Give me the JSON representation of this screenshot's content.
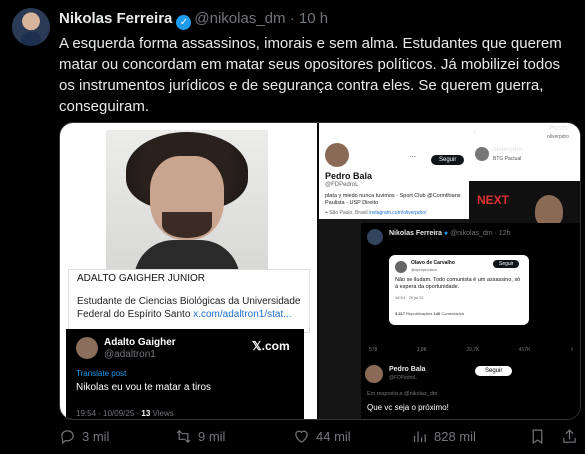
{
  "header": {
    "name": "Nikolas Ferreira",
    "handle": "@nikolas_dm",
    "separator": "·",
    "time": "10 h"
  },
  "tweet": {
    "text": "A esquerda forma assassinos, imorais e sem alma. Estudantes que querem matar ou concordam em matar seus opositores políticos. Já mobilizei todos os instrumentos jurídicos e de segurança contra eles. Se querem guerra, conseguiram."
  },
  "media_left": {
    "card_title": "ADALTO GAIGHER JUNIOR",
    "card_desc": "Estudante de Ciencias Biológicas da Universidade Federal do Espírito Santo",
    "card_link": "x.com/adaltron1/stat...",
    "post_name": "Adalto Gaigher",
    "post_handle": "@adaltron1",
    "x_logo": "𝕏.com",
    "translate": "Translate post",
    "post_text": "Nikolas eu vou te matar a tiros",
    "post_time": "19:54 · 10/09/25 ·",
    "post_views": "13",
    "post_views_label": "Views"
  },
  "media_right": {
    "profile_name": "Pedro Bala",
    "profile_handle": "@FDPedroL",
    "follow": "Seguir",
    "bio": "plata y miedo nunca tuvimos - Sport Club @Corinthians Paulista - USP Direito",
    "location": "São Paulo, Brasil",
    "link": "instagram.com/oliverpdro/",
    "posts_label": "Posts",
    "posts_handle": "oliverpdro",
    "ad_user": "oliverpdro",
    "ad_company": "BTG Pactual",
    "ad_tag": "NEXT",
    "inner_name": "Nikolas Ferreira",
    "inner_handle": "@nikolas_dm · 12h",
    "quote_name": "Olavo de Carvalho",
    "quote_handle": "@opropriolavo",
    "quote_text": "Não se iludam. Todo comunista é um assassino, só à espera da oportunidade.",
    "quote_time": "18:54 · 29 jul 21",
    "quote_reposts": "3.217",
    "quote_reposts_label": "Republicações",
    "quote_comments": "146",
    "quote_comments_label": "Comentários",
    "inner_stats": [
      "578",
      "3,8K",
      "20,7K",
      "417K"
    ],
    "reply_name": "Pedro Bala",
    "reply_handle": "@FDPedroL",
    "reply_follow": "Seguir",
    "reply_to": "Em resposta a @nikolas_dm",
    "reply_text": "Que vc seja o próximo!"
  },
  "actions": {
    "replies": "3 mil",
    "reposts": "9 mil",
    "likes": "44 mil",
    "views": "828 mil"
  }
}
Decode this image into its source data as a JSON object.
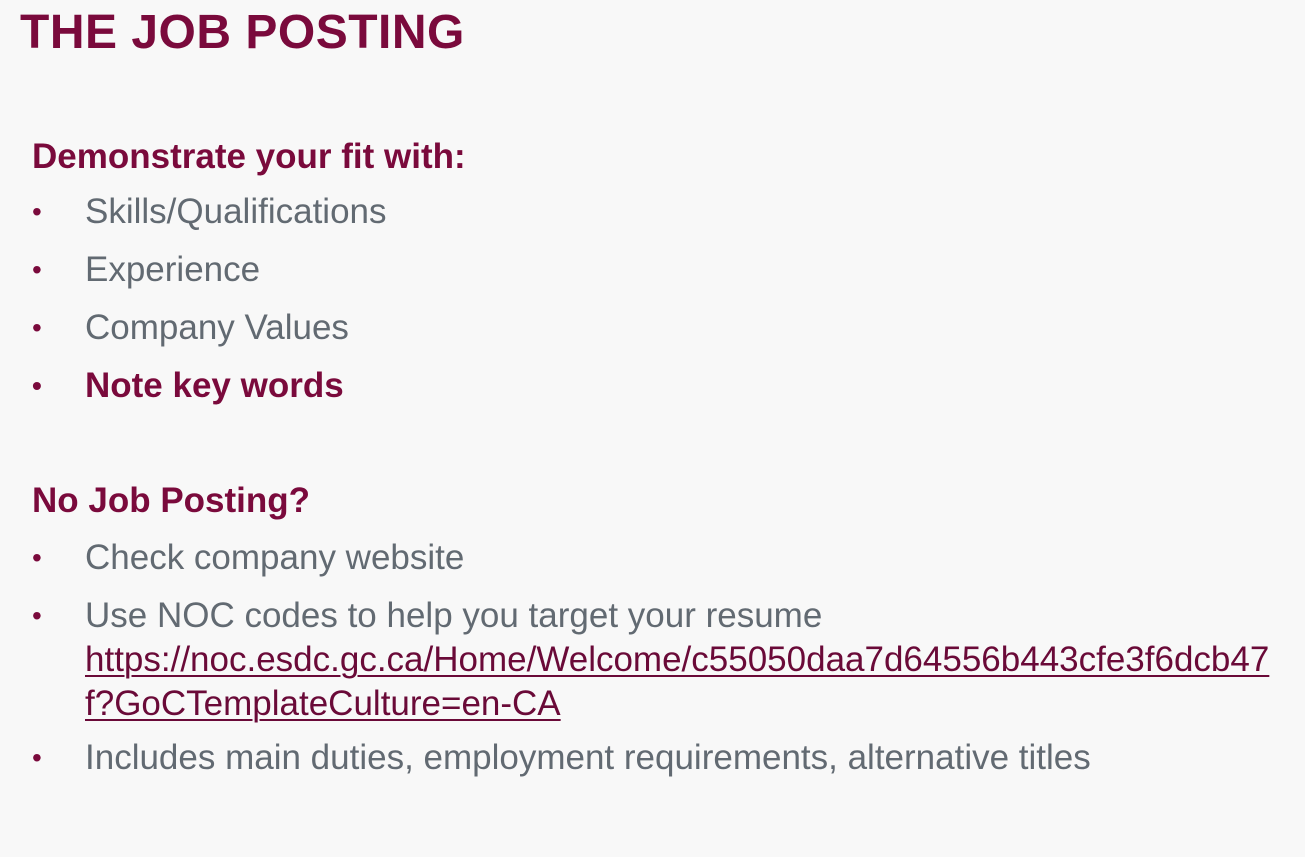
{
  "slide": {
    "title": "THE JOB POSTING",
    "accent_color": "#7a0a3c",
    "body_text_color": "#626a72"
  },
  "fit_section": {
    "heading": "Demonstrate your fit with:",
    "items": [
      "Skills/Qualifications",
      "Experience",
      "Company Values",
      "Note key words"
    ]
  },
  "no_posting_section": {
    "heading": "No Job Posting?",
    "items": [
      "Check company website",
      "Use NOC codes to help you target your resume",
      "Includes main duties, employment requirements, alternative titles"
    ],
    "noc_link": "https://noc.esdc.gc.ca/Home/Welcome/c55050daa7d64556b443cfe3f6dcb47f?GoCTemplateCulture=en-CA"
  },
  "bullet_glyph": "•"
}
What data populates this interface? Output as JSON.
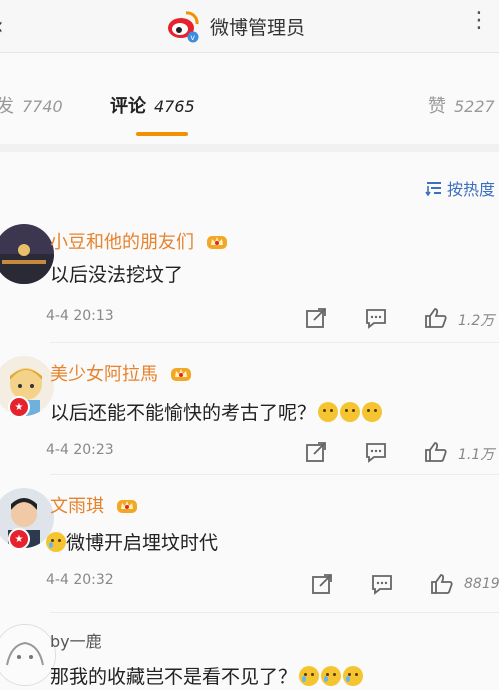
{
  "header": {
    "back_icon": "back-arrow-icon",
    "title": "微博管理员",
    "more_icon": "more-dots-icon"
  },
  "tabs": [
    {
      "label": "发",
      "count": "7740"
    },
    {
      "label": "评论",
      "count": "4765"
    },
    {
      "label": "赞",
      "count": "5227"
    }
  ],
  "sort": {
    "label": "按热度"
  },
  "colors": {
    "accent": "#f29100",
    "username": "#e6832d",
    "link": "#3b6fc0"
  },
  "comments": [
    {
      "user": "小豆和他的朋友们",
      "text": "以后没法挖坟了",
      "time": "4-4 20:13",
      "likes": "1.2万"
    },
    {
      "user": "美少女阿拉馬",
      "text": "以后还能不能愉快的考古了呢？",
      "time": "4-4 20:23",
      "likes": "1.1万"
    },
    {
      "user": "文雨琪",
      "text": "微博开启埋坟时代",
      "time": "4-4 20:32",
      "likes": "8819"
    },
    {
      "user": "by一鹿",
      "text": "那我的收藏岂不是看不见了？"
    }
  ]
}
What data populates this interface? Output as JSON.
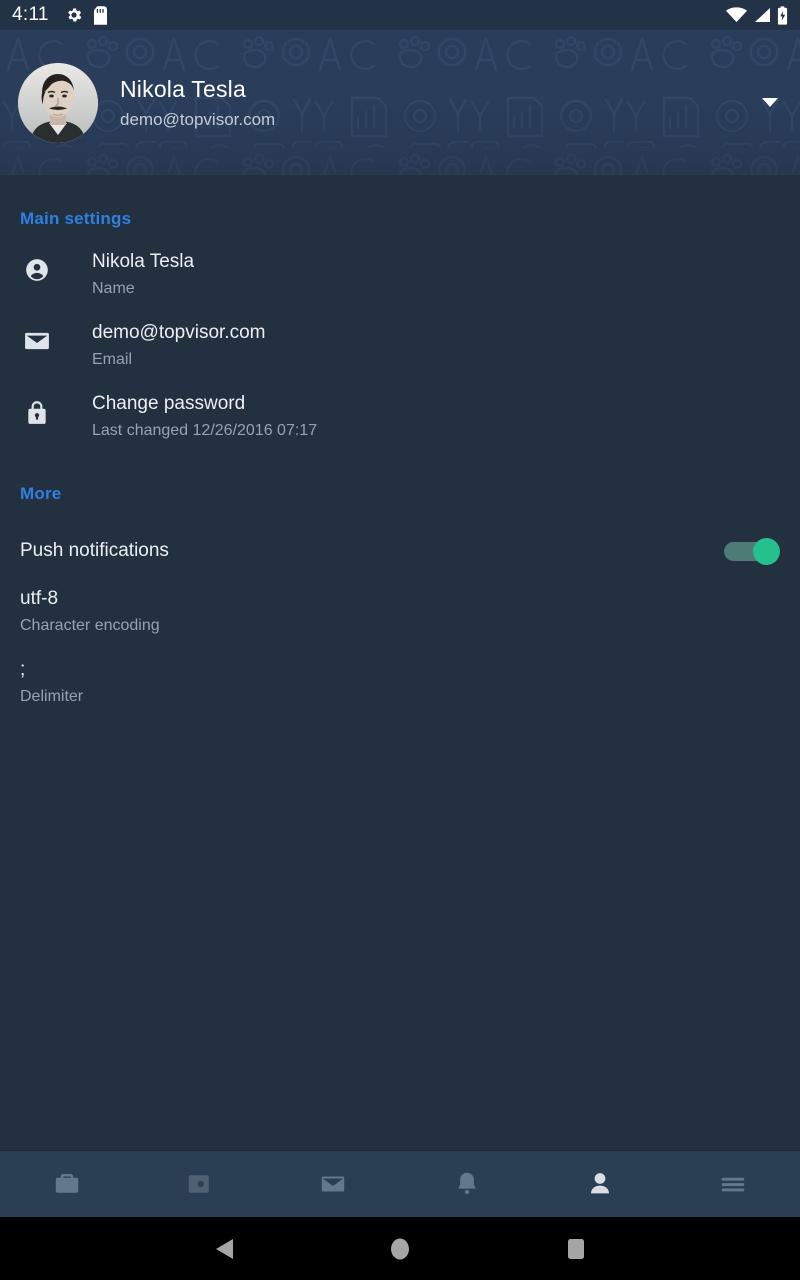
{
  "status_bar": {
    "time": "4:11",
    "left_icons": [
      "gear-icon",
      "sd-card-icon"
    ],
    "right_icons": [
      "wifi-icon",
      "cell-signal-icon",
      "battery-charging-icon"
    ]
  },
  "header": {
    "avatar_alt": "Nikola Tesla portrait",
    "name": "Nikola Tesla",
    "email": "demo@topvisor.com",
    "dropdown_icon": "caret-down-icon",
    "bg_color": "#2a3e5c"
  },
  "sections": [
    {
      "id": "main-settings",
      "title": "Main settings",
      "rows": [
        {
          "icon": "person-circle-icon",
          "title": "Nikola Tesla",
          "subtitle": "Name"
        },
        {
          "icon": "envelope-icon",
          "title": "demo@topvisor.com",
          "subtitle": "Email"
        },
        {
          "icon": "lock-icon",
          "title": "Change password",
          "subtitle": "Last changed 12/26/2016 07:17"
        }
      ]
    },
    {
      "id": "more",
      "title": "More",
      "toggle": {
        "label": "Push notifications",
        "on": true,
        "on_color": "#25c08d"
      },
      "rows": [
        {
          "icon": null,
          "title": "utf-8",
          "subtitle": "Character encoding"
        },
        {
          "icon": null,
          "title": ";",
          "subtitle": "Delimiter"
        }
      ]
    }
  ],
  "bottom_nav": {
    "items": [
      {
        "icon": "briefcase-icon",
        "active": false
      },
      {
        "icon": "wallet-icon",
        "active": false
      },
      {
        "icon": "envelope-icon",
        "active": false
      },
      {
        "icon": "bell-icon",
        "active": false
      },
      {
        "icon": "person-icon",
        "active": true
      },
      {
        "icon": "hamburger-menu-icon",
        "active": false
      }
    ],
    "active_color": "#d9dee4",
    "inactive_color": "#5c6e80"
  },
  "android_nav": {
    "buttons": [
      "back-triangle-icon",
      "home-circle-icon",
      "recents-square-icon"
    ]
  },
  "colors": {
    "accent_blue": "#2f80e0",
    "body_bg": "#22303f",
    "header_bg": "#2a3e5c",
    "nav_bg": "#2b3f54"
  }
}
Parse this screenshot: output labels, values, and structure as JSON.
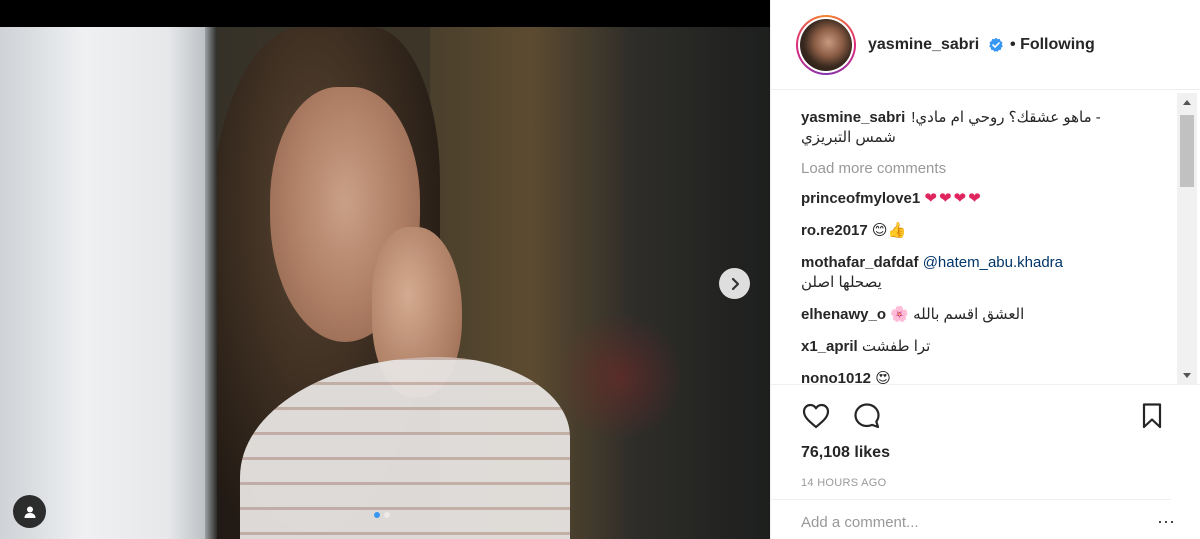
{
  "post": {
    "username": "yasmine_sabri",
    "follow_status": "Following",
    "separator": "•"
  },
  "caption": {
    "username": "yasmine_sabri",
    "text_line1": "- ماهو عشقك؟ روحي ام مادي!",
    "text_line2": "شمس التبريزي"
  },
  "load_more_label": "Load more comments",
  "comments": [
    {
      "user": "princeofmylove1",
      "text": "❤❤❤❤"
    },
    {
      "user": "ro.re2017",
      "text": "😊👍"
    },
    {
      "user": "mothafar_dafdaf",
      "mention": "@hatem_abu.khadra",
      "text": "يصحلها اصلن"
    },
    {
      "user": "elhenawy_o",
      "text": "العشق اقسم بالله 🌸"
    },
    {
      "user": "x1_april",
      "text": "ترا طفشت"
    },
    {
      "user": "nono1012",
      "text": "😍"
    }
  ],
  "likes": "76,108 likes",
  "timestamp": "14 HOURS AGO",
  "add_comment": {
    "placeholder": "Add a comment..."
  },
  "more_label": "···",
  "carousel": {
    "current": 1,
    "total": 2
  },
  "icons": {
    "like": "heart-icon",
    "comment": "comment-bubble-icon",
    "save": "bookmark-icon",
    "next": "chevron-right-icon",
    "tag": "person-tag-icon",
    "verified": "verified-badge-icon"
  },
  "colors": {
    "accent": "#3897f0",
    "verified": "#3897f0",
    "text": "#262626",
    "muted": "#999999"
  }
}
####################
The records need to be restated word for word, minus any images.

| Answer to this problem |
Give me the JSON representation of this screenshot's content.
{
  "header": {
    "name": "Nikolas Ferreira",
    "handle": "@nikolas_dm",
    "separator": "·",
    "time": "10 h"
  },
  "tweet": {
    "text": "A esquerda forma assassinos, imorais e sem alma. Estudantes que querem matar ou concordam em matar seus opositores políticos. Já mobilizei todos os instrumentos jurídicos e de segurança contra eles. Se querem guerra, conseguiram."
  },
  "media_left": {
    "card_title": "ADALTO GAIGHER JUNIOR",
    "card_desc": "Estudante de Ciencias Biológicas da Universidade Federal do Espírito Santo",
    "card_link": "x.com/adaltron1/stat...",
    "post_name": "Adalto Gaigher",
    "post_handle": "@adaltron1",
    "x_logo": "𝕏.com",
    "translate": "Translate post",
    "post_text": "Nikolas eu vou te matar a tiros",
    "post_time": "19:54 · 10/09/25 ·",
    "post_views": "13",
    "post_views_label": "Views"
  },
  "media_right": {
    "profile_name": "Pedro Bala",
    "profile_handle": "@FDPedroL",
    "follow": "Seguir",
    "bio": "plata y miedo nunca tuvimos - Sport Club @Corinthians Paulista - USP Direito",
    "location": "São Paulo, Brasil",
    "link": "instagram.com/oliverpdro/",
    "posts_label": "Posts",
    "posts_handle": "oliverpdro",
    "ad_user": "oliverpdro",
    "ad_company": "BTG Pactual",
    "ad_tag": "NEXT",
    "inner_name": "Nikolas Ferreira",
    "inner_handle": "@nikolas_dm · 12h",
    "quote_name": "Olavo de Carvalho",
    "quote_handle": "@opropriolavo",
    "quote_text": "Não se iludam. Todo comunista é um assassino, só à espera da oportunidade.",
    "quote_time": "18:54 · 29 jul 21",
    "quote_reposts": "3.217",
    "quote_reposts_label": "Republicações",
    "quote_comments": "146",
    "quote_comments_label": "Comentários",
    "inner_stats": [
      "578",
      "3,8K",
      "20,7K",
      "417K"
    ],
    "reply_name": "Pedro Bala",
    "reply_handle": "@FDPedroL",
    "reply_follow": "Seguir",
    "reply_to": "Em resposta a @nikolas_dm",
    "reply_text": "Que vc seja o próximo!"
  },
  "actions": {
    "replies": "3 mil",
    "reposts": "9 mil",
    "likes": "44 mil",
    "views": "828 mil"
  }
}
Decode this image into its source data as a JSON object.
{
  "slide": {
    "title": "THE JOB POSTING",
    "accent_color": "#7a0a3c",
    "body_text_color": "#626a72"
  },
  "fit_section": {
    "heading": "Demonstrate your fit with:",
    "items": [
      "Skills/Qualifications",
      "Experience",
      "Company Values",
      "Note key words"
    ]
  },
  "no_posting_section": {
    "heading": "No Job Posting?",
    "items": [
      "Check company website",
      "Use NOC codes to help you target your resume",
      "Includes main duties, employment requirements, alternative titles"
    ],
    "noc_link": "https://noc.esdc.gc.ca/Home/Welcome/c55050daa7d64556b443cfe3f6dcb47f?GoCTemplateCulture=en-CA"
  },
  "bullet_glyph": "•"
}
What data populates this interface? Output as JSON.
{
  "header": {
    "back_icon": "back-arrow-icon",
    "title": "微博管理员",
    "more_icon": "more-dots-icon"
  },
  "tabs": [
    {
      "label": "发",
      "count": "7740"
    },
    {
      "label": "评论",
      "count": "4765"
    },
    {
      "label": "赞",
      "count": "5227"
    }
  ],
  "sort": {
    "label": "按热度"
  },
  "colors": {
    "accent": "#f29100",
    "username": "#e6832d",
    "link": "#3b6fc0"
  },
  "comments": [
    {
      "user": "小豆和他的朋友们",
      "text": "以后没法挖坟了",
      "time": "4-4 20:13",
      "likes": "1.2万"
    },
    {
      "user": "美少女阿拉馬",
      "text": "以后还能不能愉快的考古了呢？",
      "time": "4-4 20:23",
      "likes": "1.1万"
    },
    {
      "user": "文雨琪",
      "text": "微博开启埋坟时代",
      "time": "4-4 20:32",
      "likes": "8819"
    },
    {
      "user": "by一鹿",
      "text": "那我的收藏岂不是看不见了？"
    }
  ]
}
What data populates this interface? Output as JSON.
{
  "status_bar": {
    "time": "4:11",
    "left_icons": [
      "gear-icon",
      "sd-card-icon"
    ],
    "right_icons": [
      "wifi-icon",
      "cell-signal-icon",
      "battery-charging-icon"
    ]
  },
  "header": {
    "avatar_alt": "Nikola Tesla portrait",
    "name": "Nikola Tesla",
    "email": "demo@topvisor.com",
    "dropdown_icon": "caret-down-icon",
    "bg_color": "#2a3e5c"
  },
  "sections": [
    {
      "id": "main-settings",
      "title": "Main settings",
      "rows": [
        {
          "icon": "person-circle-icon",
          "title": "Nikola Tesla",
          "subtitle": "Name"
        },
        {
          "icon": "envelope-icon",
          "title": "demo@topvisor.com",
          "subtitle": "Email"
        },
        {
          "icon": "lock-icon",
          "title": "Change password",
          "subtitle": "Last changed 12/26/2016 07:17"
        }
      ]
    },
    {
      "id": "more",
      "title": "More",
      "toggle": {
        "label": "Push notifications",
        "on": true,
        "on_color": "#25c08d"
      },
      "rows": [
        {
          "icon": null,
          "title": "utf-8",
          "subtitle": "Character encoding"
        },
        {
          "icon": null,
          "title": ";",
          "subtitle": "Delimiter"
        }
      ]
    }
  ],
  "bottom_nav": {
    "items": [
      {
        "icon": "briefcase-icon",
        "active": false
      },
      {
        "icon": "wallet-icon",
        "active": false
      },
      {
        "icon": "envelope-icon",
        "active": false
      },
      {
        "icon": "bell-icon",
        "active": false
      },
      {
        "icon": "person-icon",
        "active": true
      },
      {
        "icon": "hamburger-menu-icon",
        "active": false
      }
    ],
    "active_color": "#d9dee4",
    "inactive_color": "#5c6e80"
  },
  "android_nav": {
    "buttons": [
      "back-triangle-icon",
      "home-circle-icon",
      "recents-square-icon"
    ]
  },
  "colors": {
    "accent_blue": "#2f80e0",
    "body_bg": "#22303f",
    "header_bg": "#2a3e5c",
    "nav_bg": "#2b3f54"
  }
}
Parse this screenshot: output labels, values, and structure as JSON.
{
  "post": {
    "username": "yasmine_sabri",
    "follow_status": "Following",
    "separator": "•"
  },
  "caption": {
    "username": "yasmine_sabri",
    "text_line1": "- ماهو عشقك؟ روحي ام مادي!",
    "text_line2": "شمس التبريزي"
  },
  "load_more_label": "Load more comments",
  "comments": [
    {
      "user": "princeofmylove1",
      "text": "❤❤❤❤"
    },
    {
      "user": "ro.re2017",
      "text": "😊👍"
    },
    {
      "user": "mothafar_dafdaf",
      "mention": "@hatem_abu.khadra",
      "text": "يصحلها اصلن"
    },
    {
      "user": "elhenawy_o",
      "text": "العشق اقسم بالله 🌸"
    },
    {
      "user": "x1_april",
      "text": "ترا طفشت"
    },
    {
      "user": "nono1012",
      "text": "😍"
    }
  ],
  "likes": "76,108 likes",
  "timestamp": "14 HOURS AGO",
  "add_comment": {
    "placeholder": "Add a comment..."
  },
  "more_label": "···",
  "carousel": {
    "current": 1,
    "total": 2
  },
  "icons": {
    "like": "heart-icon",
    "comment": "comment-bubble-icon",
    "save": "bookmark-icon",
    "next": "chevron-right-icon",
    "tag": "person-tag-icon",
    "verified": "verified-badge-icon"
  },
  "colors": {
    "accent": "#3897f0",
    "verified": "#3897f0",
    "text": "#262626",
    "muted": "#999999"
  }
}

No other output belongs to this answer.